Record Type: Journal
Publication Date: 2009
Pages: 22
Abstractor: ERIC
Reference Count: 50
ISBN: N/A
ISSN: ISSN-1534-9322
Canon as Palimpsest: Composition Studies, Genre Theory, and the Discourses of the Humanities
Brauer, David
Composition Studies, v37 n2 p9-30 Fall 2009
"Profession 2005" begins with a series of essays titled "The Future of the Humanities." Without exception, the authors contend that literary studies must reaffirm, or in some cases reassert, its connection with the humanities in order to retain viability for the foreseeable and distant future in American higher education. In the words of Robert Scholes, the humanities serve to "[remind] us that we have a responsibility to the great works of the past and to those students who may benefit from coming to know and appreciate them." While they stop short of proclaiming that primary texts of literature would share the level of "first order discourse" that many in English Studies afford to theory, these voices insist that the humanities must remain viable in higher education and that they must be emphasized in scholarship, teaching, and even in evaluations for tenure and promotion.

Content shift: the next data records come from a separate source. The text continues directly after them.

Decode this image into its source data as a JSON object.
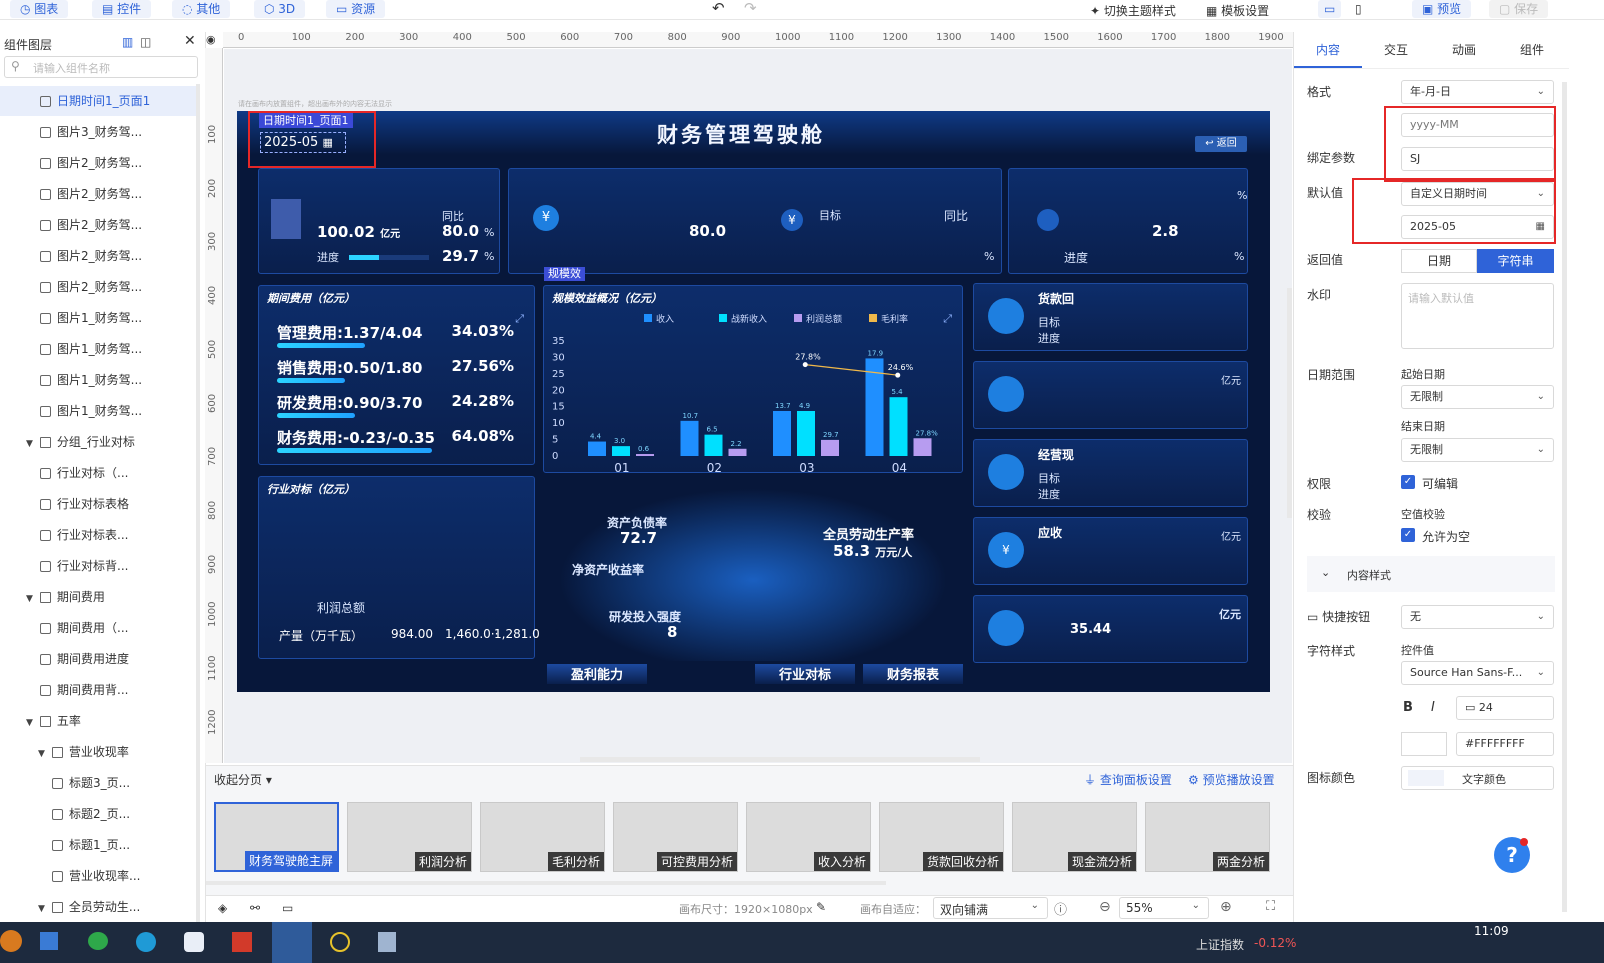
{
  "toolbar": {
    "chart_btn": "图表",
    "control_btn": "控件",
    "other_btn": "其他",
    "threed_btn": "3D",
    "resource_btn": "资源",
    "theme_switch": "切换主题样式",
    "template_settings": "模板设置",
    "preview_btn": "预览",
    "save_btn": "保存"
  },
  "layer_panel": {
    "title": "组件图层",
    "search_placeholder": "请输入组件名称",
    "items": [
      {
        "label": "日期时间1_页面1",
        "selected": true
      },
      {
        "label": "图片3_财务驾..."
      },
      {
        "label": "图片2_财务驾..."
      },
      {
        "label": "图片2_财务驾..."
      },
      {
        "label": "图片2_财务驾..."
      },
      {
        "label": "图片2_财务驾..."
      },
      {
        "label": "图片2_财务驾..."
      },
      {
        "label": "图片1_财务驾..."
      },
      {
        "label": "图片1_财务驾..."
      },
      {
        "label": "图片1_财务驾..."
      },
      {
        "label": "图片1_财务驾..."
      },
      {
        "label": "分组_行业对标"
      },
      {
        "label": "行业对标（..."
      },
      {
        "label": "行业对标表格"
      },
      {
        "label": "行业对标表..."
      },
      {
        "label": "行业对标背..."
      },
      {
        "label": "期间费用"
      },
      {
        "label": "期间费用（..."
      },
      {
        "label": "期间费用进度"
      },
      {
        "label": "期间费用背..."
      },
      {
        "label": "五率"
      },
      {
        "label": "营业收现率"
      },
      {
        "label": "标题3_页..."
      },
      {
        "label": "标题2_页..."
      },
      {
        "label": "标题1_页..."
      },
      {
        "label": "营业收现率..."
      },
      {
        "label": "全员劳动生..."
      }
    ]
  },
  "ruler": {
    "top_ticks": [
      "0",
      "100",
      "200",
      "300",
      "400",
      "500",
      "600",
      "700",
      "800",
      "900",
      "1000",
      "1100",
      "1200",
      "1300",
      "1400",
      "1500",
      "1600",
      "1700",
      "1800",
      "1900"
    ],
    "left_ticks": [
      "100",
      "200",
      "300",
      "400",
      "500",
      "600",
      "700",
      "800",
      "900",
      "1000",
      "1100",
      "1200"
    ]
  },
  "canvas": {
    "hint": "请在画布内放置组件，超出画布外的内容无法显示"
  },
  "dashboard": {
    "title": "财务管理驾驶舱",
    "back_btn": "返回",
    "date_widget_label": "日期时间1_页面1",
    "date_value": "2025-05",
    "kpi1": {
      "value1": "100.02",
      "unit1": "亿元",
      "yoy_label": "同比",
      "yoy": "80.0",
      "pct": "%",
      "progress_label": "进度",
      "progress": "29.7"
    },
    "kpi2": {
      "target_label": "目标",
      "compare_label": "同比",
      "value": "80.0",
      "pct": "%"
    },
    "kpi3": {
      "value": "2.8",
      "pct": "%",
      "progress_label": "进度"
    },
    "cost_card": {
      "title": "期间费用（亿元）",
      "rows": [
        {
          "label": "管理费用:1.37/4.04",
          "pct": "34.03%"
        },
        {
          "label": "销售费用:0.50/1.80",
          "pct": "27.56%"
        },
        {
          "label": "研发费用:0.90/3.70",
          "pct": "24.28%"
        },
        {
          "label": "财务费用:-0.23/-0.35",
          "pct": "64.08%"
        }
      ]
    },
    "profit_card": {
      "title": "规模效益概况（亿元）",
      "scale_tag": "规模效",
      "legend": [
        "收入",
        "战新收入",
        "利润总额",
        "毛利率"
      ]
    },
    "industry_card": {
      "title": "行业对标（亿元）",
      "row_profit": "利润总额",
      "row_output": "产量（万千瓦）",
      "output_values": [
        "984.00",
        "1,460.0··",
        "1,281.0"
      ]
    },
    "five_rates": {
      "debt_label": "资产负债率",
      "debt_value": "72.7",
      "roe_label": "净资产收益率",
      "labor_label": "全员劳动生产率",
      "labor_value": "58.3",
      "labor_unit": "万元/人",
      "invest_label": "研发投入强度",
      "invest_value": "8"
    },
    "right_cards": {
      "ar_title": "货款回",
      "target_label": "目标",
      "progress_label": "进度",
      "card3_title": "经营现",
      "card4_title": "应收",
      "unit_yi": "亿元",
      "last_value": "35.44"
    },
    "bottom_nav": [
      "盈利能力",
      "行业对标",
      "财务报表"
    ]
  },
  "chart_data": {
    "type": "bar",
    "title": "规模效益概况（亿元）",
    "categories": [
      "01",
      "02",
      "03",
      "04"
    ],
    "ylim": [
      0,
      35
    ],
    "y_ticks": [
      "0",
      "5",
      "10",
      "15",
      "20",
      "25",
      "30",
      "35"
    ],
    "series": [
      {
        "name": "收入",
        "values": [
          4.4,
          10.7,
          13.7,
          29.7
        ]
      },
      {
        "name": "战新收入",
        "values": [
          3.0,
          6.5,
          13.7,
          17.9
        ]
      },
      {
        "name": "利润总额",
        "values": [
          0.6,
          2.2,
          4.9,
          5.4
        ]
      },
      {
        "name": "毛利率",
        "values": [
          null,
          null,
          27.8,
          24.6
        ]
      }
    ],
    "data_labels": [
      "4.4",
      "3.0",
      "0.6",
      "10.7",
      "6.5",
      "2.2",
      "13.7",
      "4.9",
      "29.7",
      "17.9",
      "5.4",
      "27.8%",
      "24.6%"
    ]
  },
  "right_panel": {
    "tabs": [
      "内容",
      "交互",
      "动画",
      "组件"
    ],
    "format_label": "格式",
    "format_value": "年-月-日",
    "format_input": "yyyy-MM",
    "bind_param_label": "绑定参数",
    "bind_param_value": "SJ",
    "default_label": "默认值",
    "default_type": "自定义日期时间",
    "default_value": "2025-05",
    "return_label": "返回值",
    "return_date": "日期",
    "return_string": "字符串",
    "watermark_label": "水印",
    "watermark_placeholder": "请输入默认值",
    "date_range_label": "日期范围",
    "start_date_label": "起始日期",
    "start_date_value": "无限制",
    "end_date_label": "结束日期",
    "end_date_value": "无限制",
    "permission_label": "权限",
    "editable_label": "可编辑",
    "validate_label": "校验",
    "empty_check_label": "空值校验",
    "allow_empty_label": "允许为空",
    "content_style_label": "内容样式",
    "shortcut_label": "快捷按钮",
    "shortcut_value": "无",
    "char_style_label": "字符样式",
    "control_value_label": "控件值",
    "font_value": "Source Han Sans-F...",
    "bold": "B",
    "italic": "I",
    "font_size": "24",
    "color_value": "#FFFFFFFF",
    "icon_color_label": "图标颜色",
    "text_color_label": "文字颜色"
  },
  "pages": {
    "collapse_label": "收起分页",
    "query_settings": "查询面板设置",
    "preview_settings": "预览播放设置",
    "thumbs": [
      "财务驾驶舱主屏",
      "利润分析",
      "毛利分析",
      "可控费用分析",
      "收入分析",
      "货款回收分析",
      "现金流分析",
      "两金分析"
    ]
  },
  "status": {
    "canvas_size": "画布尺寸：1920×1080px",
    "adapt_label": "画布自适应：",
    "adapt_value": "双向铺满",
    "zoom": "55%"
  },
  "taskbar": {
    "stock": "上证指数",
    "stock_change": "-0.12%",
    "time": "11:09"
  },
  "colors": {
    "accent": "#2f63d8",
    "dashboard_bg": "#07173a",
    "red_box": "#e52727",
    "bar_cyan": "#00c8ff",
    "bar_blue": "#1f8fff",
    "bar_purple": "#b79cf0"
  }
}
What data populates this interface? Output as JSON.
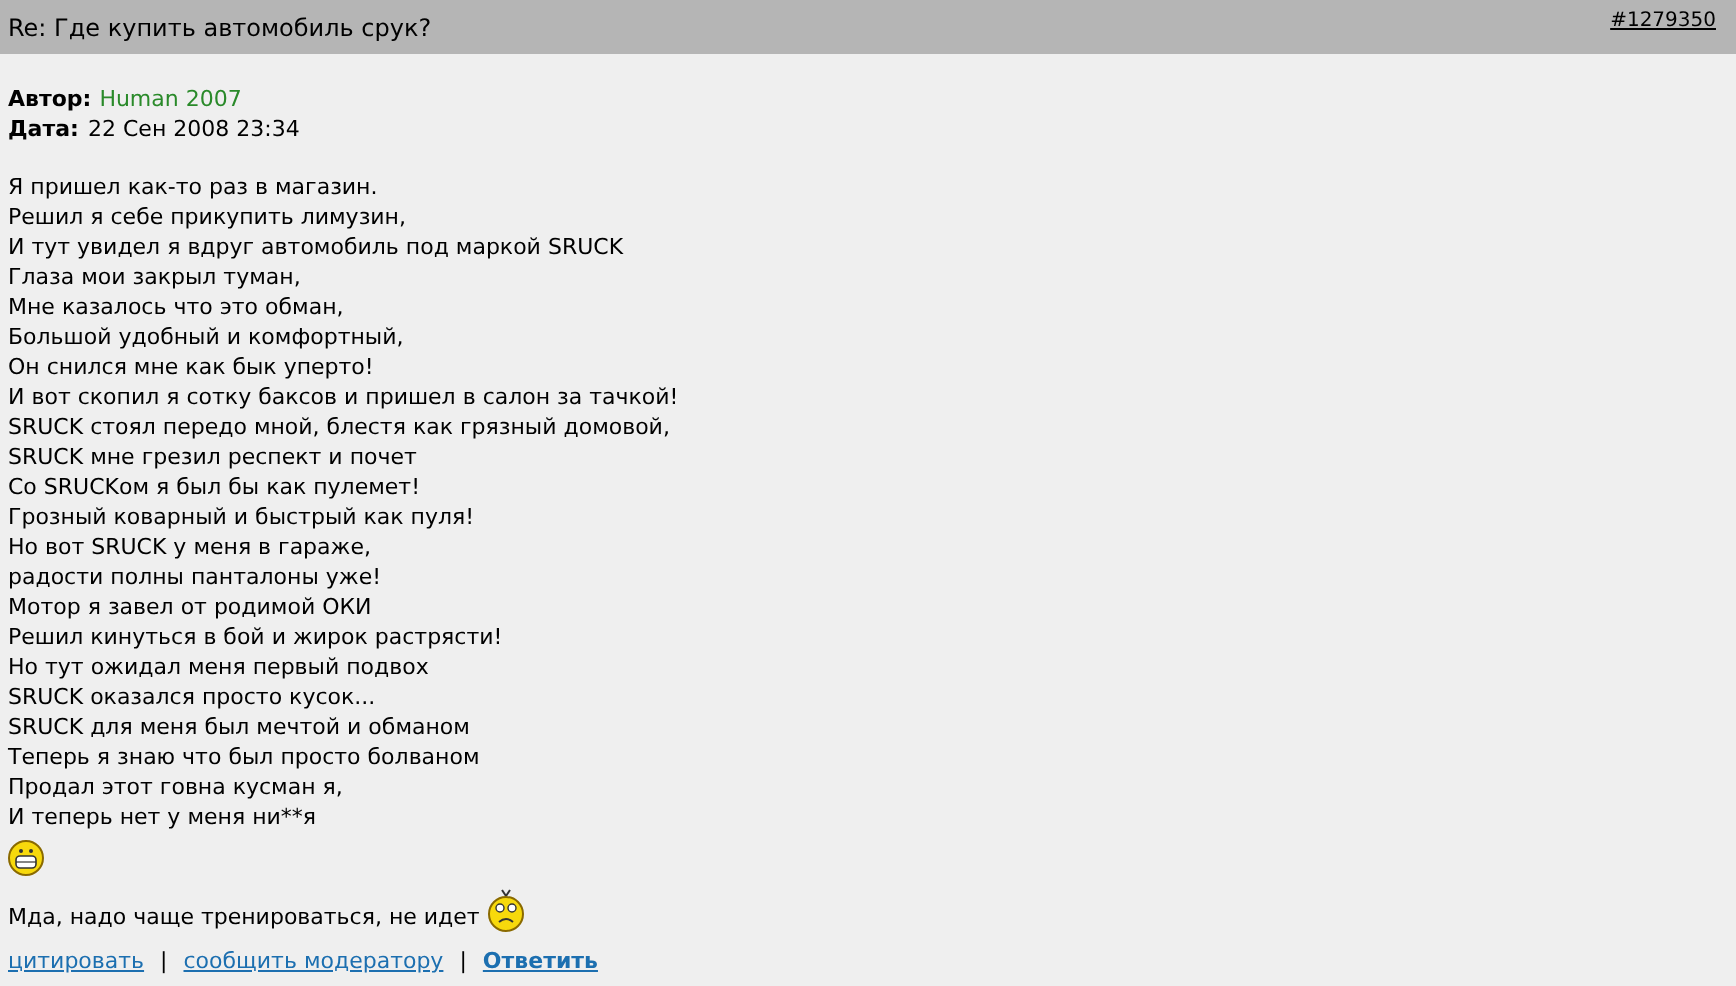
{
  "post": {
    "title": "Re: Где купить автомобиль срук?",
    "post_id": "#1279350",
    "author_label": "Автор:",
    "author": "Human 2007",
    "date_label": "Дата:",
    "date": "22 Сен 2008 23:34",
    "lines": [
      "Я пришел как-то раз в магазин.",
      "Решил я себе прикупить лимузин,",
      "И тут увидел я вдруг автомобиль под маркой SRUCK",
      "Глаза мои закрыл туман,",
      "Мне казалось что это обман,",
      "Большой удобный и комфортный,",
      "Он снился мне как бык уперто!",
      "И вот скопил я сотку баксов и пришел в салон за тачкой!",
      "SRUCK стоял передо мной, блестя как грязный домовой,",
      "SRUCK мне грезил респект и почет",
      "Со SRUCKом я был бы как пулемет!",
      "Грозный коварный и быстрый как пуля!",
      "Но вот SRUCK у меня в гараже,",
      "радости полны панталоны уже!",
      "Мотор я завел от родимой ОКИ",
      "Решил кинуться в бой и жирок растрясти!",
      "Но тут ожидал меня первый подвох",
      "SRUCK оказался просто кусок...",
      "SRUCK для меня был мечтой и обманом",
      "Теперь я знаю что был просто болваном",
      "Продал этот говна кусман я,",
      "И теперь нет у меня ни**я"
    ],
    "footer_text": "Мда, надо чаще тренироваться, не идет",
    "actions": [
      {
        "label": "цитировать",
        "bold": false
      },
      {
        "label": "сообщить модератору",
        "bold": false
      },
      {
        "label": "Ответить",
        "bold": true
      }
    ],
    "separator": "|"
  }
}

They offer no long-term prescriptions as to the curricular or scholarly formulation of the humanities in the contemporary university, but they do set the table for such reflection and discussion. In this essay the author hopes to augment the critical reflection on these matters with a focus on their implications for Composition Studies. Even though many scholars in this field have distanced themselves from literary studies, and not without good rationale and fair-minded intentions, the discipline may benefit from cultivating a relationship with the meta-discipline of the humanities. When viewed as a set of interacting, historically contextualized discourses, the humanities offers a focus of inquiry that is more broadly contoured, more open to revision, and more critically accessible than has been recognized by many voices eager for a more autonomous definition of Composition Studies. The author contextualizes this point in reference to some notable voices in the discipline, then incorporates genre theory in order to foster a connection between Composition Studies and the humanities. Thus, the author hopes to answer the call of the essayists mentioned above and in so doing enhance the positions of both fields of academic inquiry. (Contains 17 notes.)
Texas Christian University. TCU Department of English 297270, 2800 South University Drive, Fort Worth, TX 76129. Tel: 817-257-6895; Fax: 817-257-6238; e-mail: compositionstudies@tcu.edu; Web site: http://www. compositionstudies.tcu.edu/
Publication Type: Journal Articles; Opinion Papers
Education Level: Higher Education
Audience: N/A
Language: English
Sponsor: N/A
Authoring Institution: N/A
Identifiers - Location: United States